Your local building or housing authority, and health or fire department, can provide information on local housing codes (and penalties for violations).
Consequences of Not Making Required Repairs
When a tenant requests necessary repairs and the landlord or property manager doesn't meet legal responsibilities in providing them, a tenant usually has several options, depending on the state. These options include:
- withholding the entire rent until the problem is fixed (some states require the tenant to place the rent in an escrow account)
- hiring someone to make necessary repairs and deducting the cost from the next month's rent
- paying less rent
- calling the local building inspector, who can usually order landlords to make repairs, or
- moving out, even in the middle of a lease.
A tenant can also sue the landlord for a partial refund of past rent, and in some circumstances can sue for the discomfort, annoyance, and emotional distress caused by the substandard conditions.
Your best bet is to handle repairs as soon as possible (or delegate the repairs to the tenant in exchange for decreased rent). Take care of major problems, such as a plumbing or heating problem, within 24 hours. For minor problems, respond in 48 hours. Always keep tenants informed as to when and how the repairs will be made, and the reasons for any delays.
Entry to Rental Property
Typically, after giving notice to tenants, you can enter rented premises in order to make needed repairs (or in some states, just to determine whether repairs are necessary), or to show the property to prospective new tenants or purchasers.
States typically require you to provide 24 hours' advance notice before entering a rental unit. (See Chart: Notice Requirements to Enter Rental Property, State by State.)
Without advance notice, in most states a landlord or manager may enter rented premises while a tenant is living there only in an emergency, such as a fire or serious water leak, or when the tenant gives permission.

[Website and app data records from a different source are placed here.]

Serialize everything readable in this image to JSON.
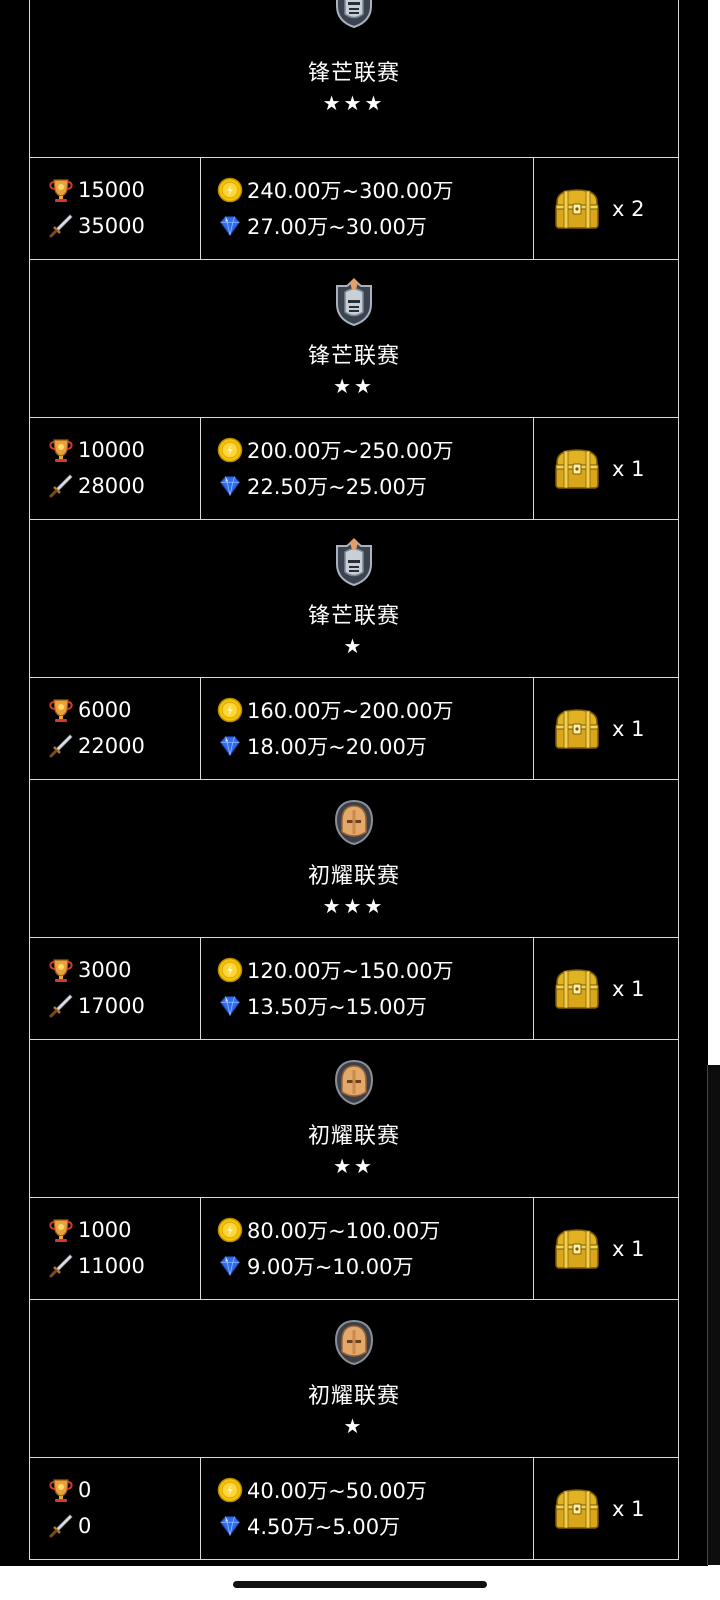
{
  "colors": {
    "background": "#000000",
    "grid_line": "#d9d9d9",
    "gold": "#f3c200",
    "diamond": "#2f6cf0",
    "trophy": "#e8a33a",
    "emblem_steel": "#9aa3ad",
    "emblem_bronze": "#d79a5c"
  },
  "tiers": [
    {
      "league": "锋芒联赛",
      "stars": "★★★",
      "emblem": "steel-knight-emblem",
      "trophy": "15000",
      "power": "35000",
      "gold_range": "240.00万~300.00万",
      "diamond_range": "27.00万~30.00万",
      "chest": "x 2"
    },
    {
      "league": "锋芒联赛",
      "stars": "★★",
      "emblem": "steel-knight-emblem",
      "trophy": "10000",
      "power": "28000",
      "gold_range": "200.00万~250.00万",
      "diamond_range": "22.50万~25.00万",
      "chest": "x 1"
    },
    {
      "league": "锋芒联赛",
      "stars": "★",
      "emblem": "steel-knight-emblem",
      "trophy": "6000",
      "power": "22000",
      "gold_range": "160.00万~200.00万",
      "diamond_range": "18.00万~20.00万",
      "chest": "x 1"
    },
    {
      "league": "初耀联赛",
      "stars": "★★★",
      "emblem": "bronze-knight-emblem",
      "trophy": "3000",
      "power": "17000",
      "gold_range": "120.00万~150.00万",
      "diamond_range": "13.50万~15.00万",
      "chest": "x 1"
    },
    {
      "league": "初耀联赛",
      "stars": "★★",
      "emblem": "bronze-knight-emblem",
      "trophy": "1000",
      "power": "11000",
      "gold_range": "80.00万~100.00万",
      "diamond_range": "9.00万~10.00万",
      "chest": "x 1"
    },
    {
      "league": "初耀联赛",
      "stars": "★",
      "emblem": "bronze-knight-emblem",
      "trophy": "0",
      "power": "0",
      "gold_range": "40.00万~50.00万",
      "diamond_range": "4.50万~5.00万",
      "chest": "x 1"
    }
  ]
}
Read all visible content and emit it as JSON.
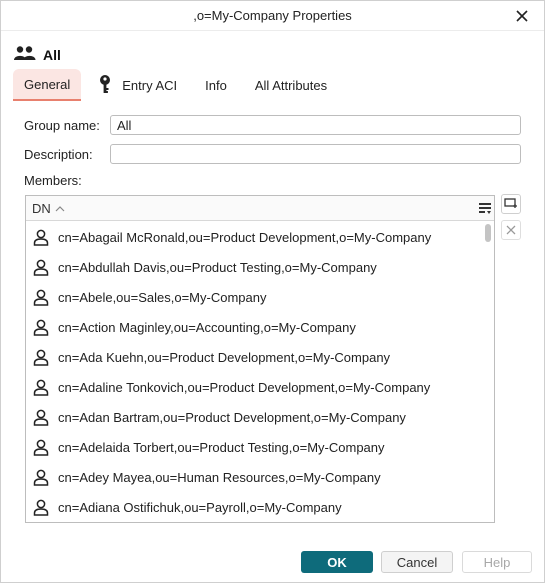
{
  "window": {
    "title": ",o=My-Company Properties"
  },
  "header": {
    "name": "All",
    "icon": "group-icon"
  },
  "tabs": [
    {
      "label": "General",
      "active": true
    },
    {
      "label": "Entry ACI",
      "icon": "key-icon"
    },
    {
      "label": "Info"
    },
    {
      "label": "All Attributes"
    }
  ],
  "form": {
    "group_name_label": "Group name:",
    "group_name_value": "All",
    "description_label": "Description:",
    "description_value": "",
    "members_label": "Members:"
  },
  "members_table": {
    "column_header": "DN",
    "sort": "ascending",
    "rows": [
      "cn=Abagail McRonald,ou=Product Development,o=My-Company",
      "cn=Abdullah Davis,ou=Product Testing,o=My-Company",
      "cn=Abele,ou=Sales,o=My-Company",
      "cn=Action Maginley,ou=Accounting,o=My-Company",
      "cn=Ada Kuehn,ou=Product Development,o=My-Company",
      "cn=Adaline Tonkovich,ou=Product Development,o=My-Company",
      "cn=Adan Bartram,ou=Product Development,o=My-Company",
      "cn=Adelaida Torbert,ou=Product Testing,o=My-Company",
      "cn=Adey Mayea,ou=Human Resources,o=My-Company",
      "cn=Adiana Ostifichuk,ou=Payroll,o=My-Company"
    ]
  },
  "buttons": {
    "ok": "OK",
    "cancel": "Cancel",
    "help": "Help"
  },
  "colors": {
    "primary": "#0e6b7b",
    "tab_active_bg": "#fbe6e3",
    "tab_active_underline": "#e8806e"
  }
}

Several states also allow landlords or property managers to enter rental property during a tenant's extended absence (often defined as seven days or more) in order to maintain the property as necessary and to inspect for damage and needed repairs. In most cases, a landlord may not enter just to check up on the tenant and the rental property.
For the most comprehensive and up-to-date legal and practical guide for residential landlords, get Every Landlord's Legal Guide, by Marcia Stewart, Ralph Warner and Janet Portman (Nolo).